| Description of the task |
The lines needed are those below that contain the word "this"; copy each one.

| Exercise inputs |
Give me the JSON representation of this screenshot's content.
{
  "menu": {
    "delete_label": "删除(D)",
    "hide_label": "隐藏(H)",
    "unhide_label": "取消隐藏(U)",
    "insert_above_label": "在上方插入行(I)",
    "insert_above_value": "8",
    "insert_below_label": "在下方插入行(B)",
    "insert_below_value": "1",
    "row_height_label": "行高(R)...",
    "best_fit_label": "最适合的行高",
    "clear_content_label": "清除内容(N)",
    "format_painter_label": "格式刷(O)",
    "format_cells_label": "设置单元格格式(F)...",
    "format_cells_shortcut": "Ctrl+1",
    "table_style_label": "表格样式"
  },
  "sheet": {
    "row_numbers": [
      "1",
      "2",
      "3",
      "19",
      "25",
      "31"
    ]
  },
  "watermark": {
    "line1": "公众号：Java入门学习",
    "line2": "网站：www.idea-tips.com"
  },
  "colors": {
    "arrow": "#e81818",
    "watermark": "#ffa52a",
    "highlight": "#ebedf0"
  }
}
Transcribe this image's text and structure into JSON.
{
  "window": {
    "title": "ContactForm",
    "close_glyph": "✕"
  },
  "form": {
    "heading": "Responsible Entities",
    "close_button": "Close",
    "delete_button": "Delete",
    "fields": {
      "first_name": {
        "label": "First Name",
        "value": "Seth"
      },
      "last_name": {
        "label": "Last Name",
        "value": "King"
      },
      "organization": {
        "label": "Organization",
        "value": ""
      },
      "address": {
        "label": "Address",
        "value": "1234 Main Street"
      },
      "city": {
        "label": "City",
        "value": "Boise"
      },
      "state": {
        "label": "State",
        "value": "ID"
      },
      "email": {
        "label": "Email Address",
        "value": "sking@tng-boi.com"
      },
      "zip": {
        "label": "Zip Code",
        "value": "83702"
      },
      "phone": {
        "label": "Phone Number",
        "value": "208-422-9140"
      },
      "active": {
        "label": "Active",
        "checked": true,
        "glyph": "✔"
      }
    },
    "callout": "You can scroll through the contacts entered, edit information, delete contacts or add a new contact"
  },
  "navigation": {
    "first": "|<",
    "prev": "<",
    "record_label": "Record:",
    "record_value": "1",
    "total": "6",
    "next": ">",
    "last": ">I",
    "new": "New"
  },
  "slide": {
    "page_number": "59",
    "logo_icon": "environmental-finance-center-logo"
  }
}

| Answer for the task |
Give me the JSON representation of this screenshot's content.
Transcribe this image's text and structure into JSON.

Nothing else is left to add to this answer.